### Exercise instructions
Copy each line containing "metinvest" from the listing below.

START Source information

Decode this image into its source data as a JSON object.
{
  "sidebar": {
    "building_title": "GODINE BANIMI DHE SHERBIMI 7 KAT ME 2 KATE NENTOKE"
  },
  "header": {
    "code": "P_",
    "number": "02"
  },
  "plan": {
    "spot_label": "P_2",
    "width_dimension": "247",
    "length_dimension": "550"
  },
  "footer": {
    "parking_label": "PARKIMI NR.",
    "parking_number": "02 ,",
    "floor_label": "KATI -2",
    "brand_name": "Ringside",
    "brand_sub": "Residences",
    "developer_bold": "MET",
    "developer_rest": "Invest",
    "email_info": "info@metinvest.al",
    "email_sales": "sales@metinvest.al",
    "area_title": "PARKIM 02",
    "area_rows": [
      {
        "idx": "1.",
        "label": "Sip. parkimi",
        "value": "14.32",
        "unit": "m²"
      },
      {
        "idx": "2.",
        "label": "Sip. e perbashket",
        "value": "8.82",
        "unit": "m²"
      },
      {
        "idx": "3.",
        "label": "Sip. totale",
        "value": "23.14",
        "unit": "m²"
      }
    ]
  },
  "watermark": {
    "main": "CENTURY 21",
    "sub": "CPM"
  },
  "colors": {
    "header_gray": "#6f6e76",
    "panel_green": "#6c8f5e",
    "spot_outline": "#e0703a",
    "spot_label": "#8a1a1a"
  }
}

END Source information

### Solution for this exercise
    "email_info": "info@metinvest.al",
    "email_sales": "sales@metinvest.al",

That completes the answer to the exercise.